DATA PROVIDED Start Marker
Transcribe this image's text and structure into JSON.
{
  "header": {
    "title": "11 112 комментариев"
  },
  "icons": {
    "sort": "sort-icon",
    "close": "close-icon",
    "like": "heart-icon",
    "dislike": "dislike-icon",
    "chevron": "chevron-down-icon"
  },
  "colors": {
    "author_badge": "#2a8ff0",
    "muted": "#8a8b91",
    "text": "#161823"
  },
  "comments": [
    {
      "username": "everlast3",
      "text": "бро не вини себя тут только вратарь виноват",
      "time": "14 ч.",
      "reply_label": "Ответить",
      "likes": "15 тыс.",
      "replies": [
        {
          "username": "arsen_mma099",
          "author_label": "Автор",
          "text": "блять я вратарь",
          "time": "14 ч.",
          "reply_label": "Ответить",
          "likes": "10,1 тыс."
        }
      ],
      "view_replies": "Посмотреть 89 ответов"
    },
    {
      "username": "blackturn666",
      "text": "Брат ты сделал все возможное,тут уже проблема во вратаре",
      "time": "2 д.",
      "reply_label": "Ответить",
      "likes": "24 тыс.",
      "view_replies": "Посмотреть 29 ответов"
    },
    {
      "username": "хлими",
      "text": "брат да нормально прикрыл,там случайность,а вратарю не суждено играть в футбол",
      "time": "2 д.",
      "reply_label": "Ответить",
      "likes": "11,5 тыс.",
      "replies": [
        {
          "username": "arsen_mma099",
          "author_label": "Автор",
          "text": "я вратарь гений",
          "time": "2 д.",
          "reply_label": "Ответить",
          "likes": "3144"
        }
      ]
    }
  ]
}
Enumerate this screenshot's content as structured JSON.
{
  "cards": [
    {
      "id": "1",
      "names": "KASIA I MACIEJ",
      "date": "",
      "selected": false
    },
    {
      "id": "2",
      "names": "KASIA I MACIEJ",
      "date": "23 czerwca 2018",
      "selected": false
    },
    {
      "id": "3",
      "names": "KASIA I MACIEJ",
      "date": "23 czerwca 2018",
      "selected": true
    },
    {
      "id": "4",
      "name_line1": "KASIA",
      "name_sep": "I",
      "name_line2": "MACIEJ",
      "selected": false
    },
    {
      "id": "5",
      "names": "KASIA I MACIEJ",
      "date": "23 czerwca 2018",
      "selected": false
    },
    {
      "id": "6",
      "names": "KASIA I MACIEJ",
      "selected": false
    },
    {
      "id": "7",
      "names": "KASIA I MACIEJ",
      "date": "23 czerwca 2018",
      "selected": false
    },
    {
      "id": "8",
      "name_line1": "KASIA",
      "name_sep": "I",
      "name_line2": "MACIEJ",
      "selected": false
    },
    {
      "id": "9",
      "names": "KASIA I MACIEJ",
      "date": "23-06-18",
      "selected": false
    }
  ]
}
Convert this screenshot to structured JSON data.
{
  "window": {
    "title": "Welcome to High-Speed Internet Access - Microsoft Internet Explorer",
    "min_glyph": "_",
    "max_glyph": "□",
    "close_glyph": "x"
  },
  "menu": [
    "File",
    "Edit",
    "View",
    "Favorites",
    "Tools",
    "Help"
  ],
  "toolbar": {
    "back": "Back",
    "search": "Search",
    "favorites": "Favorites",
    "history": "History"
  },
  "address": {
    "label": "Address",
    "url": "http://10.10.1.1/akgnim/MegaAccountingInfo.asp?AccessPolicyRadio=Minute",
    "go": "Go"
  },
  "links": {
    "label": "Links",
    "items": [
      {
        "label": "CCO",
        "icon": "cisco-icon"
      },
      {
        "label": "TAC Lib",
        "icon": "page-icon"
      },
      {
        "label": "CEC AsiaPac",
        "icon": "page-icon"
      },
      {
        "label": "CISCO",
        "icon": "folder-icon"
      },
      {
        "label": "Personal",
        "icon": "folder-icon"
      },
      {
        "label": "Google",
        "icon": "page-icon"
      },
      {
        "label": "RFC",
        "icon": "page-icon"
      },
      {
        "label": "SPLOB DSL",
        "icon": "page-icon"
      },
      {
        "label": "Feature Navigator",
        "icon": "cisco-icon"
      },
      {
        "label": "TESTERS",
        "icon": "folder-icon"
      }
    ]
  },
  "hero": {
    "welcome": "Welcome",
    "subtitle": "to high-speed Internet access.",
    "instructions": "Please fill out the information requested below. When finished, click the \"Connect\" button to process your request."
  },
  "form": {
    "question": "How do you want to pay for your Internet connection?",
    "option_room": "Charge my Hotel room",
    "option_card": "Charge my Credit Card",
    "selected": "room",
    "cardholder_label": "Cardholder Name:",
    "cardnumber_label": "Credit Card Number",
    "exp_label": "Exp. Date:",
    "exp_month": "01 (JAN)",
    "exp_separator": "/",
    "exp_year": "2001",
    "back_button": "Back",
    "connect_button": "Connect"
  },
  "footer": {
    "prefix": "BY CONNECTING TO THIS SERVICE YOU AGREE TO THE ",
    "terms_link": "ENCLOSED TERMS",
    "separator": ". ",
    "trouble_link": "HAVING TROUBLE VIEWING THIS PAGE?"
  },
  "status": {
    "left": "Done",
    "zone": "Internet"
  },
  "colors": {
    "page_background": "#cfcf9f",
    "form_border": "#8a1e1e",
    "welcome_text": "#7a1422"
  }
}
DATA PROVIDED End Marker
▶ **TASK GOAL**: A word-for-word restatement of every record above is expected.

▶ **ANSWER SECTION**:
Transcribe this image's text and structure into JSON.
{
  "header": {
    "title": "11 112 комментариев"
  },
  "icons": {
    "sort": "sort-icon",
    "close": "close-icon",
    "like": "heart-icon",
    "dislike": "dislike-icon",
    "chevron": "chevron-down-icon"
  },
  "colors": {
    "author_badge": "#2a8ff0",
    "muted": "#8a8b91",
    "text": "#161823"
  },
  "comments": [
    {
      "username": "everlast3",
      "text": "бро не вини себя тут только вратарь виноват",
      "time": "14 ч.",
      "reply_label": "Ответить",
      "likes": "15 тыс.",
      "replies": [
        {
          "username": "arsen_mma099",
          "author_label": "Автор",
          "text": "блять я вратарь",
          "time": "14 ч.",
          "reply_label": "Ответить",
          "likes": "10,1 тыс."
        }
      ],
      "view_replies": "Посмотреть 89 ответов"
    },
    {
      "username": "blackturn666",
      "text": "Брат ты сделал все возможное,тут уже проблема во вратаре",
      "time": "2 д.",
      "reply_label": "Ответить",
      "likes": "24 тыс.",
      "view_replies": "Посмотреть 29 ответов"
    },
    {
      "username": "хлими",
      "text": "брат да нормально прикрыл,там случайность,а вратарю не суждено играть в футбол",
      "time": "2 д.",
      "reply_label": "Ответить",
      "likes": "11,5 тыс.",
      "replies": [
        {
          "username": "arsen_mma099",
          "author_label": "Автор",
          "text": "я вратарь гений",
          "time": "2 д.",
          "reply_label": "Ответить",
          "likes": "3144"
        }
      ]
    }
  ]
}
Enumerate this screenshot's content as structured JSON.
{
  "cards": [
    {
      "id": "1",
      "names": "KASIA I MACIEJ",
      "date": "",
      "selected": false
    },
    {
      "id": "2",
      "names": "KASIA I MACIEJ",
      "date": "23 czerwca 2018",
      "selected": false
    },
    {
      "id": "3",
      "names": "KASIA I MACIEJ",
      "date": "23 czerwca 2018",
      "selected": true
    },
    {
      "id": "4",
      "name_line1": "KASIA",
      "name_sep": "I",
      "name_line2": "MACIEJ",
      "selected": false
    },
    {
      "id": "5",
      "names": "KASIA I MACIEJ",
      "date": "23 czerwca 2018",
      "selected": false
    },
    {
      "id": "6",
      "names": "KASIA I MACIEJ",
      "selected": false
    },
    {
      "id": "7",
      "names": "KASIA I MACIEJ",
      "date": "23 czerwca 2018",
      "selected": false
    },
    {
      "id": "8",
      "name_line1": "KASIA",
      "name_sep": "I",
      "name_line2": "MACIEJ",
      "selected": false
    },
    {
      "id": "9",
      "names": "KASIA I MACIEJ",
      "date": "23-06-18",
      "selected": false
    }
  ]
}
Convert this screenshot to structured JSON data.
{
  "window": {
    "title": "Welcome to High-Speed Internet Access - Microsoft Internet Explorer",
    "min_glyph": "_",
    "max_glyph": "□",
    "close_glyph": "x"
  },
  "menu": [
    "File",
    "Edit",
    "View",
    "Favorites",
    "Tools",
    "Help"
  ],
  "toolbar": {
    "back": "Back",
    "search": "Search",
    "favorites": "Favorites",
    "history": "History"
  },
  "address": {
    "label": "Address",
    "url": "http://10.10.1.1/akgnim/MegaAccountingInfo.asp?AccessPolicyRadio=Minute",
    "go": "Go"
  },
  "links": {
    "label": "Links",
    "items": [
      {
        "label": "CCO",
        "icon": "cisco-icon"
      },
      {
        "label": "TAC Lib",
        "icon": "page-icon"
      },
      {
        "label": "CEC AsiaPac",
        "icon": "page-icon"
      },
      {
        "label": "CISCO",
        "icon": "folder-icon"
      },
      {
        "label": "Personal",
        "icon": "folder-icon"
      },
      {
        "label": "Google",
        "icon": "page-icon"
      },
      {
        "label": "RFC",
        "icon": "page-icon"
      },
      {
        "label": "SPLOB DSL",
        "icon": "page-icon"
      },
      {
        "label": "Feature Navigator",
        "icon": "cisco-icon"
      },
      {
        "label": "TESTERS",
        "icon": "folder-icon"
      }
    ]
  },
  "hero": {
    "welcome": "Welcome",
    "subtitle": "to high-speed Internet access.",
    "instructions": "Please fill out the information requested below. When finished, click the \"Connect\" button to process your request."
  },
  "form": {
    "question": "How do you want to pay for your Internet connection?",
    "option_room": "Charge my Hotel room",
    "option_card": "Charge my Credit Card",
    "selected": "room",
    "cardholder_label": "Cardholder Name:",
    "cardnumber_label": "Credit Card Number",
    "exp_label": "Exp. Date:",
    "exp_month": "01 (JAN)",
    "exp_separator": "/",
    "exp_year": "2001",
    "back_button": "Back",
    "connect_button": "Connect"
  },
  "footer": {
    "prefix": "BY CONNECTING TO THIS SERVICE YOU AGREE TO THE ",
    "terms_link": "ENCLOSED TERMS",
    "separator": ". ",
    "trouble_link": "HAVING TROUBLE VIEWING THIS PAGE?"
  },
  "status": {
    "left": "Done",
    "zone": "Internet"
  },
  "colors": {
    "page_background": "#cfcf9f",
    "form_border": "#8a1e1e",
    "welcome_text": "#7a1422"
  }
}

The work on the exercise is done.